Home Coronavirus IPSE says lockdown extension a “sharp blow” for UK freelancers

IPSE says lockdown extension a “sharp blow” for UK freelancers


With the Prime Minister set to announce a four-week delay to the lifting of the final lockdown restrictions in place in England, the Association of Independent Professionals and the Self-Employed (IPSE) has called the news a blow to freelancers.

The last of England’s COVID-19 restriction were initially scheduled to end on June 21st under the government’s “roadmap” out of lockdown, but rising case numbers mean a delay is now expected. This will have potentially damaging effects for industries such as nightlife, events and the creative industries which are most impacted by the remaining rules and have large freelance workforces.

The IPSE has pointed out that these industries and the freelancers working in them have been heavily effected by COVID-19 restrictions for the past year and have also suffered from significant gaps in government support. In order to rectify this and help freelancers through the new four-week delay, the IPSE has urged the government to announce a “sectoral support and stimulus package”.

IPSE Director of Policy Andy Chamberlain commented: “The delay to the easing of lockdown restrictions will be another sharp blow to freelancer-dominated industries such as events, the night-time economy and the creative sector. These are industries where you can find many of the million freelancers who are still excluded from support and the delay will make matters even worse for them.”

“These sectors have been pummelled by the financial damage of the pandemic, and many freelancers working in these areas are running on fumes and taking on debt just to get by. Although there may be a clear case for delaying the easing of restrictions, government must match this with further and more targeted support to these devastated sectors and the freelancers who work in them.”

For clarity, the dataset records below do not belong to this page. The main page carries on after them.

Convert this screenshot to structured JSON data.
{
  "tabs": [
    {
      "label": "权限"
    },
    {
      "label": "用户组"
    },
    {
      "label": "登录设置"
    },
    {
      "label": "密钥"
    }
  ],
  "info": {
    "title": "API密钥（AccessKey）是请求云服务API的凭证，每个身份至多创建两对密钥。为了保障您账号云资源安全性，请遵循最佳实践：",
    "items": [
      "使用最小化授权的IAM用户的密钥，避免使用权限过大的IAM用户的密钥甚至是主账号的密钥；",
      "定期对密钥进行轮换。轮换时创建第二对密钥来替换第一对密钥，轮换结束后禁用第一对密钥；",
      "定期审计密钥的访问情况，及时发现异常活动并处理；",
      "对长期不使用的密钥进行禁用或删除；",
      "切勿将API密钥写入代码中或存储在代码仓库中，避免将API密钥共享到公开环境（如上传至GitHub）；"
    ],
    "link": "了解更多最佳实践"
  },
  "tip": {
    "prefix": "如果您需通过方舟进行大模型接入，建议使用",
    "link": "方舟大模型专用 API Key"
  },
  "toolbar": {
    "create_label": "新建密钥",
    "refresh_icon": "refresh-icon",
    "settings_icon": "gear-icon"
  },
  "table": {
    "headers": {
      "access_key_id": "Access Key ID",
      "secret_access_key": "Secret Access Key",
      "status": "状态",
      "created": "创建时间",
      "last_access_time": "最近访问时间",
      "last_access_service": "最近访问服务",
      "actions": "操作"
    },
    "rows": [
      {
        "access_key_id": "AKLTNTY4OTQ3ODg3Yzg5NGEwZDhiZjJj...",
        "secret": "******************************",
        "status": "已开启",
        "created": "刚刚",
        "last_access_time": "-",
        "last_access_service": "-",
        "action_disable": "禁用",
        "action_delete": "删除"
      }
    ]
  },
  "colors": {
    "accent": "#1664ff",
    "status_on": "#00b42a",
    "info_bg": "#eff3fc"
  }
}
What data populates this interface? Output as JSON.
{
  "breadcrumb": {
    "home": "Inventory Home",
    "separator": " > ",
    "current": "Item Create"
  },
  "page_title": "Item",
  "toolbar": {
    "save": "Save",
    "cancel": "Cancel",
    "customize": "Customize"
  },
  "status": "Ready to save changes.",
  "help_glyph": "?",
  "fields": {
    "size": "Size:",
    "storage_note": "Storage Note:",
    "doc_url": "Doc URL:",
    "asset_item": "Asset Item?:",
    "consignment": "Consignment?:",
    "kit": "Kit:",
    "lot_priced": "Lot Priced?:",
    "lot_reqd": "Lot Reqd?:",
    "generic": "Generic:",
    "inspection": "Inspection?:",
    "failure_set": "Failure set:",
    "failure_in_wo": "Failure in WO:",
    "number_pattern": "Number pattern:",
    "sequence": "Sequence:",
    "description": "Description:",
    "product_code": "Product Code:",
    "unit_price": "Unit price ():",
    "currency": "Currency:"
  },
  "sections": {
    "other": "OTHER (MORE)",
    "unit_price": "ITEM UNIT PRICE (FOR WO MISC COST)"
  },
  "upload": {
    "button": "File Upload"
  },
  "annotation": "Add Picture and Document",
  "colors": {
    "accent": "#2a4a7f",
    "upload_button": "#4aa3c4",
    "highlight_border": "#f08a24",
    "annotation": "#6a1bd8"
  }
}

“We are urging government to introduce a sectoral support and stimulus package to protect the most affected sectors: to support them through the continuing restrictions and also enable them to get back on their feet quickly when the economy re-opens.”

Previous articleGov confirms Single Enforcement Body will regulate umbrella companies
Next article£2.6m fund for North East creative freelancers and SMEs